The bargaining representative of public school teachers in Charles County was incorrectly identified in the June 20 Maryland Weekly. They are represented by the Educational Association of Charles County, while 333 noncertificated and support staff for the school system are represented by the American Federation of State, County and Municipal Employees. Also, the Montgomery County Government Employees union referred to in the article has affiliated with the United Food and Commercial Workers.
The American Federation of State, County and Municipal Employees is renewing efforts to organize government workers in the city of Frederick, Md., and has initiated a similar drive in Charles County, where it recently signed up county teachers.
Union officials said employes in both jurisdictions believe that their salaries are lower than average for the state and want more effective grievance procedures and better opportunities for promotion.

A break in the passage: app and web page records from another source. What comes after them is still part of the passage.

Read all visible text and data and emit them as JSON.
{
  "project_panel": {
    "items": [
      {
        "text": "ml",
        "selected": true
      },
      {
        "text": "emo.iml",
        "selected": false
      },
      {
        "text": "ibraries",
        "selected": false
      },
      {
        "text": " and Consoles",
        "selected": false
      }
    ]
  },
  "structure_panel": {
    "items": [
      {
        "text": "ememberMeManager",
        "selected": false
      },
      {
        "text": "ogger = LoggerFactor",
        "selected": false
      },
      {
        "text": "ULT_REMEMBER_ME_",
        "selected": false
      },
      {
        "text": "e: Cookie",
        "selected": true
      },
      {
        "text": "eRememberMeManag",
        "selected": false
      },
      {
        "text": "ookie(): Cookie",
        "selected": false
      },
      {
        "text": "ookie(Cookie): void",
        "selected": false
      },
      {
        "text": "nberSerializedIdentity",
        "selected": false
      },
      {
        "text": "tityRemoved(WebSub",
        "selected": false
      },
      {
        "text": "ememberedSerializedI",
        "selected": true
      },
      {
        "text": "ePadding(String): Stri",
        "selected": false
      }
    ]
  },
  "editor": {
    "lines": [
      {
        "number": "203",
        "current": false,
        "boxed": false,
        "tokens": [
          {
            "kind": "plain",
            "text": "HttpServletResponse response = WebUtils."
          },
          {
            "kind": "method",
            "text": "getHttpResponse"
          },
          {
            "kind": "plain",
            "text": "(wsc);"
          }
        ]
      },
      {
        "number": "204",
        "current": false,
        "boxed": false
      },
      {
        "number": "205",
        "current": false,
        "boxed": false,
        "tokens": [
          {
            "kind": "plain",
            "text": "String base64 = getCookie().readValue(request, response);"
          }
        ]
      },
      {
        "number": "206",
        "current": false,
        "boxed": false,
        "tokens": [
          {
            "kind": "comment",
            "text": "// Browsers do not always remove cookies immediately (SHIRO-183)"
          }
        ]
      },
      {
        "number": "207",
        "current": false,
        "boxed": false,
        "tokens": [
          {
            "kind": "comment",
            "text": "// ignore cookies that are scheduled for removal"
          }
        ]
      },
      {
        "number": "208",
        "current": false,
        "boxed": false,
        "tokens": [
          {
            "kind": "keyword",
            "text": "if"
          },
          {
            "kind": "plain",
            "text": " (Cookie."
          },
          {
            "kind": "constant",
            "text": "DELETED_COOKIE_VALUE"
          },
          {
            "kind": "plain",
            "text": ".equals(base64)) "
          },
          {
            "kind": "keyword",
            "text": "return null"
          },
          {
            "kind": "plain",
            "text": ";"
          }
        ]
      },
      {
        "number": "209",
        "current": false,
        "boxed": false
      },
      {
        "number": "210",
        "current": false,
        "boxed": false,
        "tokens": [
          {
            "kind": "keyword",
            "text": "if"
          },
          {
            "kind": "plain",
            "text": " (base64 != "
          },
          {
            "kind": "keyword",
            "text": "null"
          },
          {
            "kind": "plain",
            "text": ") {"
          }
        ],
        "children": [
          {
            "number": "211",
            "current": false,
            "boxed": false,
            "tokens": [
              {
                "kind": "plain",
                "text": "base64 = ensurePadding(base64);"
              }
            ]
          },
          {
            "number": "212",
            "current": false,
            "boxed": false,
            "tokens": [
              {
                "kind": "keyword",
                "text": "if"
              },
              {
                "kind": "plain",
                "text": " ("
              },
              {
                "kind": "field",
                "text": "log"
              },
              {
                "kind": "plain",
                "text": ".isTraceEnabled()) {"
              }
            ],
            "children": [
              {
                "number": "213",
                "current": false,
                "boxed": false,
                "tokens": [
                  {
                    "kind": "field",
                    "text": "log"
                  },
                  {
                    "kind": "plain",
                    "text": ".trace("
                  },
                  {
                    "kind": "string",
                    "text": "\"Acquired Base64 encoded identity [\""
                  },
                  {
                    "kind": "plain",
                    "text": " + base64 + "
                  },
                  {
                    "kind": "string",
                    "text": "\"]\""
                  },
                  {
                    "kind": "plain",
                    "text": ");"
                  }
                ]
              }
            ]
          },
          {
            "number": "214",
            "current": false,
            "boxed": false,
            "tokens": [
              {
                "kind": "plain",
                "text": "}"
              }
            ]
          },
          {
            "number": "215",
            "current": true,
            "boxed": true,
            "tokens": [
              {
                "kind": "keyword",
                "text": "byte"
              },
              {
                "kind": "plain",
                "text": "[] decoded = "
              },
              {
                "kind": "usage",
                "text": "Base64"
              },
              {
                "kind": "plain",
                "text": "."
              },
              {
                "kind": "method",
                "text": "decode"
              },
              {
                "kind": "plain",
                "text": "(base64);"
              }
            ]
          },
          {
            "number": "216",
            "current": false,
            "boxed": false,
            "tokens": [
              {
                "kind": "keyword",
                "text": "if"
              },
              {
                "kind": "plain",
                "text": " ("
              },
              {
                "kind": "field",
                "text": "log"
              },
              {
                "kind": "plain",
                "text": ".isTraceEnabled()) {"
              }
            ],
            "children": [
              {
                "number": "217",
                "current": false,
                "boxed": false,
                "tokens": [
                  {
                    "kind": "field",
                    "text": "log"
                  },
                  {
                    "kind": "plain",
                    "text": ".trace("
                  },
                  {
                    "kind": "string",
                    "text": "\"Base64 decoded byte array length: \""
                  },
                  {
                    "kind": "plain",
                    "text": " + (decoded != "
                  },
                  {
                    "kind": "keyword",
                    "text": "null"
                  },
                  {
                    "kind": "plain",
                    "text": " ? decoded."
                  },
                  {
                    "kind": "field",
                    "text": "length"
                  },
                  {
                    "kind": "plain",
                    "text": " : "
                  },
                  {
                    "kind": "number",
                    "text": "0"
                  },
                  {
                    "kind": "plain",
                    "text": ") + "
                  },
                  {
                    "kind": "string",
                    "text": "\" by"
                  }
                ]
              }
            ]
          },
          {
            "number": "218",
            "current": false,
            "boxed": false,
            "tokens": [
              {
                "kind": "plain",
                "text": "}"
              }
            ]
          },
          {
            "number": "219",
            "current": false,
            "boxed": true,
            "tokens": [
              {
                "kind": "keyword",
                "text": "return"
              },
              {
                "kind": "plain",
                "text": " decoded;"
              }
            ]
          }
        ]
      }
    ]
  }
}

Charles County officials a month ago wrote to about 350 county employes urging them not to sign union cards. Union officials said 146 had indicated last summer that they were interested in discussing organizing.
"We believe that a labor union is unnecessary, unwanted, and would be harmful to all of us," said the recent county memo to workers, which was attached to a cover letter signed by Charles County's three elected commissioners.
"We intend to do everything legally possible to prevent any union outsiders from getting involved in our personal relations with you," the memo said.
"The letter is carefully written, said AFSCME spokesman Jonathan A. Kier. "It does not directly threaten or harass but it tells people 'We don't want a union here' and communicates an indirect message of intimidation."
Responded County Commissioner President Marland Deen: "Once you get a third party involved it severely limits the opportunity for direct dialogue between us and our employes."
He said an attitude survey among employes made by the county in February indicated that a lack of training and insensitivity on the part of managers was a concern. The commissioners are now trying to correct this with training sessions for department heads, he said.
Last week Charles County's teachers, whose $15,000 starting salary is ninth among the the 11 school districts in this area, voted to have AFSCME represent them in contract negotiations.
Included in the recently approved $50.6 million budget for Charles is a 5 percent salary increase for all school and county employes. While starting salaries for classified and clerical workers in Charles tend to be in line with other jurisdictions, maximum salaries in the same category are lower in Charles, except for custodial workers, who make $11.80 an hour, according to a recently released report by the Metropolitan Area Boards of Education.
Union sympathizers in the Frederick public works department say the top hourly wage for workers with 13 years seniority is $7.50, compared with $10 an hour in Hagerstown, Md., where AFSCME has represented workers for 20 years.
The organization drive in Frederick is the fourth there in 15 years. AFSCME lost its last election in a close vote 10 years ago, officials said.
AFSCME represents 30,000 municipal and state government workers in Maryland, including city workers in Hagerstown, Baltimore, College Park and Rockville, officials said.
AFSCME senior representative Wilford Stoll said 110 Charles County employes have signed union authorization cards.
"We found the commissioners' letter riled them up," he said.
In Frederick, union officials said they contacted Mayor Ronald Young after employes expressed interest in forming a union.
"Young said 'No dice' -- unless we could show that a majority of the 120 city employes wanted representation," said Harold J. Fox, an AFSCME representative for Western Maryland.
Fox said that after more than 65 city workers signed union representation cards saying they would like representation, Young and the city aldermen still refused to officially acknowledge the drive.
Fox said that because city workers said they would be intimidated or harassed at work if their supervisors learned they had signed union cards, the cards were sent directly to the state department of labor and industry in Baltimore for verification and to insure anonymity.
"We've seen nothing overt, but there was some concern that signers would be subject to retaliation," Fox said.
Young and the Frederick aldermen were attending a Municipal League Conference in Ocean City this week and could not be reached for comment. Anne Hobba, a secretary in the mayor's office said the aldermen voted last week not to allow an election or recognize the union. The city will continue to negotiate with an employes' group set up in the public works office, she said.
Union visibility varies from county to county around the state. Several hundred employes, including the school board, clerical and blue collar county workers are represented by AFSCME in Anne Arundel County.
In Montgomery, a small independent union called Montgomery County Government Employees represents county employes, but without a formal contract. Several years ago the 1,000-member police force in Montgomery won bargaining rights as did many other law enforcement agencies throughout Maryland.
A divisive strike in Prince George's County in 1980 lost AFSCME representation rights there, a union official said. But since that "horrid, miserable, stinky strike, we have gotten some groups back, notably corrections officers, county inspectors and clerical workers," Kier said.
Howard County school employes are represented by AFSCME, as are prison workers, sanitation and maintenance crews, he said.